According to Mary Enig and Sally Fallon, lack of healthy fats contributes to several diseases including chronic fatigue, low energy, anxiety, depression and mood swings, hypoglycemia, insulin resistance, food cravings, gallbladder ailments, bacterial infections, fungal issues, viral infections, irritable bowel syndrome and Crohn’s disease, gas and bloating, eczema and dry skin, sagging and wrinkled skin, dandruff, and cellulite. They propose a diet that has coconut oil and cod liver oil to correct these issues that they believe to be the result of lack of healthy fats. They also say that dietary cholesterol is important for maintaining the health of the intestinal wall and preventing leaky gut. Their list of sources for healthy fats: coconut oil, butter, cream, nuts, meats, and eggs as well as cod liver oil.

Leaky gut syndrome

Leaky gut could be a cause for the multiple allergies and sensitivities that could in turn result in an autoimmune disease. So what is leaky gut?

Leaky gut is a condition in which the intestine is allowing passage into the bloodstream of incompletely digested food. The immune system then reacts to those food particles, resulting in a cascade of allergies and sensitivities. These multiple allergies and sensitivities are the hallmark of a leaky gut. If you have multiple food allergies and sensitivities, it’s a good bet that your gut is leaky. Way back in the 80s, I did an IgE test for food allergies, and the only thing that came back negative was walnuts.
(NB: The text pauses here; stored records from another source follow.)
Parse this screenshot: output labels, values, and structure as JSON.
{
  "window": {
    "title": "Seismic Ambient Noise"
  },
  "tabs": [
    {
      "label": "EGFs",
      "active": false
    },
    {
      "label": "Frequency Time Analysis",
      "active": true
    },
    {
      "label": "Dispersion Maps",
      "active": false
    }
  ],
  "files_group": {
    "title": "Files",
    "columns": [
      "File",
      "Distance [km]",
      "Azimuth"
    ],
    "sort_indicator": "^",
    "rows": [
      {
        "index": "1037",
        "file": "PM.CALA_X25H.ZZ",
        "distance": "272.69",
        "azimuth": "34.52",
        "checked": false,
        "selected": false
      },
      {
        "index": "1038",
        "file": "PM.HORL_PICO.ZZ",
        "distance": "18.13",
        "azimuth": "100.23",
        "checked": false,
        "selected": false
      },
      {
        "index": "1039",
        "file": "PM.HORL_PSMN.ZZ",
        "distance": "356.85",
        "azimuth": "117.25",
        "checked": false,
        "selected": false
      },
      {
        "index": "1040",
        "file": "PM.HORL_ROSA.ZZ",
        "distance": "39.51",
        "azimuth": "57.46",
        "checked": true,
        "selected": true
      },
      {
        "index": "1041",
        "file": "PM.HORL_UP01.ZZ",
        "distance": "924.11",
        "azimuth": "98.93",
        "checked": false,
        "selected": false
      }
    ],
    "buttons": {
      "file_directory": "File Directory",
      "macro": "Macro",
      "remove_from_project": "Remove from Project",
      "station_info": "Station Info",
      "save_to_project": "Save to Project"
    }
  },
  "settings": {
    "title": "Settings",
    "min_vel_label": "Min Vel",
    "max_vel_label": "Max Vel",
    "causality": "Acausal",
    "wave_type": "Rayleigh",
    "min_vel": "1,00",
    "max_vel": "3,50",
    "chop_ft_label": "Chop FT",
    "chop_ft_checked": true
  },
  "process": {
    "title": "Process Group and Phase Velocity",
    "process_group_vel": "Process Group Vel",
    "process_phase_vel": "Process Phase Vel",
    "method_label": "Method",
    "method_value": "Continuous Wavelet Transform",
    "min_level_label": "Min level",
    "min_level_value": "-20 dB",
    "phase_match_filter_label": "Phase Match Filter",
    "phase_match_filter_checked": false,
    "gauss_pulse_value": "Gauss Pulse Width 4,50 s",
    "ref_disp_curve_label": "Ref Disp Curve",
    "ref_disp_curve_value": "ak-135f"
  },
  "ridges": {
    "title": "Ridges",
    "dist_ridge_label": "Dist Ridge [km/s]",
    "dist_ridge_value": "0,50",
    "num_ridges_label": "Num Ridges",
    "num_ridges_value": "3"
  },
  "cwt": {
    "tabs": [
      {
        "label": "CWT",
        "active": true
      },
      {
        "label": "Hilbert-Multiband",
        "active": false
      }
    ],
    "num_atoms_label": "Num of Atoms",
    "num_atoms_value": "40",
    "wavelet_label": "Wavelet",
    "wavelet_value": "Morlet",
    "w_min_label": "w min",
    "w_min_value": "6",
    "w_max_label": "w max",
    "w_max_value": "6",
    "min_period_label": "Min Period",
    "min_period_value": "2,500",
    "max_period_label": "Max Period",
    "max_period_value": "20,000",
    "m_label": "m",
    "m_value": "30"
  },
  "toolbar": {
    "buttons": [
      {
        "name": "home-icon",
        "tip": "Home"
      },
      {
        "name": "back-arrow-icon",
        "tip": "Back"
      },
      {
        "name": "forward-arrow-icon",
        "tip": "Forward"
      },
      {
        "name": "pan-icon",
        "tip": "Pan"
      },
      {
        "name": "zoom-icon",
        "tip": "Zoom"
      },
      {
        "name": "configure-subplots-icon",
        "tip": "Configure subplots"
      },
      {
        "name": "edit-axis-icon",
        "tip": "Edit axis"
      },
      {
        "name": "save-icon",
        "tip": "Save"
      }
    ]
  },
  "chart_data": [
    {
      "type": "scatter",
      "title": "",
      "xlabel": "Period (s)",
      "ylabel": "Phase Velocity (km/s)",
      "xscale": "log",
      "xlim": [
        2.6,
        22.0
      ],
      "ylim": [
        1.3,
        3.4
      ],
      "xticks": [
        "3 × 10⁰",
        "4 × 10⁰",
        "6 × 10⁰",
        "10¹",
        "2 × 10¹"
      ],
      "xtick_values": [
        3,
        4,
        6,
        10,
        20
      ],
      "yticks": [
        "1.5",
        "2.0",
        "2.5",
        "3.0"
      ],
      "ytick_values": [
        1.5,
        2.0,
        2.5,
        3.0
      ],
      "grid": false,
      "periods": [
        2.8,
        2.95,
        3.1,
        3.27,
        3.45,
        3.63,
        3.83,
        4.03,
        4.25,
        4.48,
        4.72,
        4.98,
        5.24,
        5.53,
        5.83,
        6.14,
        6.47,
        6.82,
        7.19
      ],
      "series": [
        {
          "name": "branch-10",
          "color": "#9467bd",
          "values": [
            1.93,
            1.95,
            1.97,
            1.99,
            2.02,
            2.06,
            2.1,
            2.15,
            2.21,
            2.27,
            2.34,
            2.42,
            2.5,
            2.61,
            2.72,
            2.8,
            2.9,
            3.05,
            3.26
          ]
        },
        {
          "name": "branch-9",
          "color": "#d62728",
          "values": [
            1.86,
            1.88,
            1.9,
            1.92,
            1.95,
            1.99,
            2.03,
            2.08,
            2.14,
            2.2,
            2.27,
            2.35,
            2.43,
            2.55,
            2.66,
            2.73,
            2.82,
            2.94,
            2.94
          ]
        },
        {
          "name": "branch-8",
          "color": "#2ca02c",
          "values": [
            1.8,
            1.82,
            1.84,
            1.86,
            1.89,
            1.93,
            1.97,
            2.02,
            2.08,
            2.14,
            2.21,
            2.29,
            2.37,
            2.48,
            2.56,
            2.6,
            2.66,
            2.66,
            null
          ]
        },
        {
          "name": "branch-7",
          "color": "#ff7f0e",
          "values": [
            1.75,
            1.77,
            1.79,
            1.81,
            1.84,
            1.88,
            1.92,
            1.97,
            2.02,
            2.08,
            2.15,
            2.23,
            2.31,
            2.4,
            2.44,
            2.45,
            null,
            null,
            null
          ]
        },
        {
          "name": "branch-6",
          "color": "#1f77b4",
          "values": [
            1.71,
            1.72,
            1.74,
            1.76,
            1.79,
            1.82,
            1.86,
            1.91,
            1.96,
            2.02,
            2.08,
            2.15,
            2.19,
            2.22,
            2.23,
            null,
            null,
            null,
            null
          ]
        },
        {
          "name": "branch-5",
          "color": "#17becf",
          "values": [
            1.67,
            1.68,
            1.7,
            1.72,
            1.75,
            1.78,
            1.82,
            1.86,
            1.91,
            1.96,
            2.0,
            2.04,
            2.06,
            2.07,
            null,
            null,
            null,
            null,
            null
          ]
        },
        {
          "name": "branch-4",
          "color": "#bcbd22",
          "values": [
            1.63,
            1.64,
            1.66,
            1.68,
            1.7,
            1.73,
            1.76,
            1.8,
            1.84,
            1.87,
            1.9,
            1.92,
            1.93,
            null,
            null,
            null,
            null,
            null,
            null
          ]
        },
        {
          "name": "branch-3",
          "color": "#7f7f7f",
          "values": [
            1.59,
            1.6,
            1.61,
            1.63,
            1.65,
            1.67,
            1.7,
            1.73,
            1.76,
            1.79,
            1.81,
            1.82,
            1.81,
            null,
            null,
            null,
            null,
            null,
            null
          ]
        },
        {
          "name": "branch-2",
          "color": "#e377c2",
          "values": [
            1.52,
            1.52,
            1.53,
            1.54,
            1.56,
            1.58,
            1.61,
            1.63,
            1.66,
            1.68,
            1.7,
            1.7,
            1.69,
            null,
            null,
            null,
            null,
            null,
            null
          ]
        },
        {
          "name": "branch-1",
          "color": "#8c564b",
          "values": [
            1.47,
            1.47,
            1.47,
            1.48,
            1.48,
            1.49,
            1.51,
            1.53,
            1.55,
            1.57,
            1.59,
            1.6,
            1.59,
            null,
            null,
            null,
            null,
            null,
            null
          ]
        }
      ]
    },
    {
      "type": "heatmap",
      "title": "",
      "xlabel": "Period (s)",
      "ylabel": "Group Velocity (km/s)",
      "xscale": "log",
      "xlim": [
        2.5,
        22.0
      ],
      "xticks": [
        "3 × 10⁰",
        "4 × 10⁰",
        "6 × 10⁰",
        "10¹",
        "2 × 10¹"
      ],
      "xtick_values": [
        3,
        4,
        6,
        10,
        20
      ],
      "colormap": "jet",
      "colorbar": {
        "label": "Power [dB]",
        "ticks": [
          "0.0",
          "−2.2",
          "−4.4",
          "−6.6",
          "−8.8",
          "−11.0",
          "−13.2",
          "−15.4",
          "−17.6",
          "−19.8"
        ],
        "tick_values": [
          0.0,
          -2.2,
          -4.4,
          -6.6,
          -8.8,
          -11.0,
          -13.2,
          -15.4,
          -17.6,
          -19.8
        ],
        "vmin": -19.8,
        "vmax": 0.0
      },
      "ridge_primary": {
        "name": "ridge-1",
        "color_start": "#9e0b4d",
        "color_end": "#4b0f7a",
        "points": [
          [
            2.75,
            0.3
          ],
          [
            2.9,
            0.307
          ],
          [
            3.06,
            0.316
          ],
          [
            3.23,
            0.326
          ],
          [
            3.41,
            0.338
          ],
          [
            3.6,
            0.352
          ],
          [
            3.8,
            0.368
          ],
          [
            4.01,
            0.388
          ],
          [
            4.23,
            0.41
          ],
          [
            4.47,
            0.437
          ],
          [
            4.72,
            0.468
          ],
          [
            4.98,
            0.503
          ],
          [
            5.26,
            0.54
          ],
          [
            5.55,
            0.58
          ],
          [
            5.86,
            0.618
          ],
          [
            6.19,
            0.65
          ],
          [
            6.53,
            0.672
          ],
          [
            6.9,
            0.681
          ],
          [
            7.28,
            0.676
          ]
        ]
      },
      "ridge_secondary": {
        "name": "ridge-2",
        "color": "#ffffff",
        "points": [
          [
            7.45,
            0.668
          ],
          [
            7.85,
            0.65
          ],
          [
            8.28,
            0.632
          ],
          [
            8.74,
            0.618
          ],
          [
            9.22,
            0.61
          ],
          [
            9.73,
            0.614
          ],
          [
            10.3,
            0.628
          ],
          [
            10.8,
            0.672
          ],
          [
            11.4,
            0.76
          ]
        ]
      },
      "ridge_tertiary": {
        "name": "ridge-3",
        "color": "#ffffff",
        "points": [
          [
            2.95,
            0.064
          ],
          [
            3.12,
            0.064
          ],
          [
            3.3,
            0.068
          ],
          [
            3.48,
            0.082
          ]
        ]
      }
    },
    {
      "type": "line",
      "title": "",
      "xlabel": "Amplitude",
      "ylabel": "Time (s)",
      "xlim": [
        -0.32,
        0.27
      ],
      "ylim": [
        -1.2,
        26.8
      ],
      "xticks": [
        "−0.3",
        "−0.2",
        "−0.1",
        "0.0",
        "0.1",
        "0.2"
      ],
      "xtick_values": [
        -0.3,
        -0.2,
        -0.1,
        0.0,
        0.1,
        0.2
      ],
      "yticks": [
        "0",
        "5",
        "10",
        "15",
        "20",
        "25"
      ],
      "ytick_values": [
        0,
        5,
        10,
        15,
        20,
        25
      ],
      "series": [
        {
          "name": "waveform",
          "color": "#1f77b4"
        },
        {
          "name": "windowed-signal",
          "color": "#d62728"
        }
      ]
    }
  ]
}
In other words, the only item in the test that I wasn’t allergic to was walnuts.  The doctor said that I probably had not been eating them. Can you imagine the elimination diet required to treat that? Trust me, you don’t want to. The doctor put me on some obscure formula that was something like hot wheat cereal (but of course it wasn’t wheat), and that was all I could eat while I healed. Yes, been there, done that.

There are two causes of leaky gut that I know of. The first and the easiest to correct is a gluten problem. I’ve seen varying descriptions of the mechanism for how it works, but the upshot is the same. To correct the problem, you must eliminate all sources of gluten from the diet. This is principally wheat, rye, and barley, but your practitioner may suggest elimination of all grains.

The other cause is overgrowth of harmful microbes in the gut that can cause damage to the intestine. Antibiotic use or poor diet can set this in motion. To rebalance your intestinal flora, you need to starve the bad little critters. This requires elimination of all sugar, fruit, grains, and other starches. Since those buggers can also thrive on artificial sweeteners, that means completely forgoing sweets. The resulting diet is composed mainly of meat and non-starchy vegetables. Along with that, you need to encourage the increase of beneficial gut microbes. This can be done by consuming probiotic supplements, yogurt, and fermented vegetable products such as kimchee and fermented sauerkraut. The fermenting process should eliminate the goitrogens, so one need not be so concerned about consuming the cabbage products.

Serious solutions for serious problems. This is an issue best solved with the help of your health practitioner.

References:
Andrew Weil, M.D. What is Leaky Gut?
PubMed